This exercise asks for the entries below to be printed exactly.

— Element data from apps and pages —
* * * *

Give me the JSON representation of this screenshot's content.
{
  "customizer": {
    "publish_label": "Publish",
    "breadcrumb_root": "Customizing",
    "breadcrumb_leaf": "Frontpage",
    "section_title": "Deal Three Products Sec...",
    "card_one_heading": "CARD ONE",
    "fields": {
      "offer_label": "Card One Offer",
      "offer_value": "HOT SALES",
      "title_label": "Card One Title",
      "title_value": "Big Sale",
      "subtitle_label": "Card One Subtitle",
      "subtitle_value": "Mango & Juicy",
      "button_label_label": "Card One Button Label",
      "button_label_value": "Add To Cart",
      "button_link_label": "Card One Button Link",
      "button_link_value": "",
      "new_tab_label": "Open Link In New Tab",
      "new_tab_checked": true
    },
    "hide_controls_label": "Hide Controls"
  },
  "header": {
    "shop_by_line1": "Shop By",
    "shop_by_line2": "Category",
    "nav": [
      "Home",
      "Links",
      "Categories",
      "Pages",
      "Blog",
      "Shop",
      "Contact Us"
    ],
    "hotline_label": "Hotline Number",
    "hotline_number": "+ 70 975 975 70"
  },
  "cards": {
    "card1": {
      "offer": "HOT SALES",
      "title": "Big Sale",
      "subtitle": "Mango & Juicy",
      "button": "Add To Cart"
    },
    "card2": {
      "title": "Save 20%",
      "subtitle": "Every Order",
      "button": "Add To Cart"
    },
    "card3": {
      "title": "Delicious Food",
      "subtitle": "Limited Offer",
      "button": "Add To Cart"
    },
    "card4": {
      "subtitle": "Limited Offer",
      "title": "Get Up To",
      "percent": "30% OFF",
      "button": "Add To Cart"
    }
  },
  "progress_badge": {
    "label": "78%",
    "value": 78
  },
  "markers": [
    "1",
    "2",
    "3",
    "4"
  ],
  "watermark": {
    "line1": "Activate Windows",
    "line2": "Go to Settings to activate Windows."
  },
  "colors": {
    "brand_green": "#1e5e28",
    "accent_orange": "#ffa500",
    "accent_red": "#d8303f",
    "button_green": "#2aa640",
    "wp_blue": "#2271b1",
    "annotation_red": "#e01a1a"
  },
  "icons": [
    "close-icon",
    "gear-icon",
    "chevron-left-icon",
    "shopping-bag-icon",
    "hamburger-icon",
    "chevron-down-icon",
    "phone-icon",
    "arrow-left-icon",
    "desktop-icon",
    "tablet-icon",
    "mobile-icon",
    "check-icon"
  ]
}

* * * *

— Exercise response —
Give me the JSON representation of this screenshot's content.
{
  "customizer": {
    "publish_label": "Publish",
    "breadcrumb_root": "Customizing",
    "breadcrumb_leaf": "Frontpage",
    "section_title": "Deal Three Products Sec...",
    "card_one_heading": "CARD ONE",
    "fields": {
      "offer_label": "Card One Offer",
      "offer_value": "HOT SALES",
      "title_label": "Card One Title",
      "title_value": "Big Sale",
      "subtitle_label": "Card One Subtitle",
      "subtitle_value": "Mango & Juicy",
      "button_label_label": "Card One Button Label",
      "button_label_value": "Add To Cart",
      "button_link_label": "Card One Button Link",
      "button_link_value": "",
      "new_tab_label": "Open Link In New Tab",
      "new_tab_checked": true
    },
    "hide_controls_label": "Hide Controls"
  },
  "header": {
    "shop_by_line1": "Shop By",
    "shop_by_line2": "Category",
    "nav": [
      "Home",
      "Links",
      "Categories",
      "Pages",
      "Blog",
      "Shop",
      "Contact Us"
    ],
    "hotline_label": "Hotline Number",
    "hotline_number": "+ 70 975 975 70"
  },
  "cards": {
    "card1": {
      "offer": "HOT SALES",
      "title": "Big Sale",
      "subtitle": "Mango & Juicy",
      "button": "Add To Cart"
    },
    "card2": {
      "title": "Save 20%",
      "subtitle": "Every Order",
      "button": "Add To Cart"
    },
    "card3": {
      "title": "Delicious Food",
      "subtitle": "Limited Offer",
      "button": "Add To Cart"
    },
    "card4": {
      "subtitle": "Limited Offer",
      "title": "Get Up To",
      "percent": "30% OFF",
      "button": "Add To Cart"
    }
  },
  "progress_badge": {
    "label": "78%",
    "value": 78
  },
  "markers": [
    "1",
    "2",
    "3",
    "4"
  ],
  "watermark": {
    "line1": "Activate Windows",
    "line2": "Go to Settings to activate Windows."
  },
  "colors": {
    "brand_green": "#1e5e28",
    "accent_orange": "#ffa500",
    "accent_red": "#d8303f",
    "button_green": "#2aa640",
    "wp_blue": "#2271b1",
    "annotation_red": "#e01a1a"
  },
  "icons": [
    "close-icon",
    "gear-icon",
    "chevron-left-icon",
    "shopping-bag-icon",
    "hamburger-icon",
    "chevron-down-icon",
    "phone-icon",
    "arrow-left-icon",
    "desktop-icon",
    "tablet-icon",
    "mobile-icon",
    "check-icon"
  ]
}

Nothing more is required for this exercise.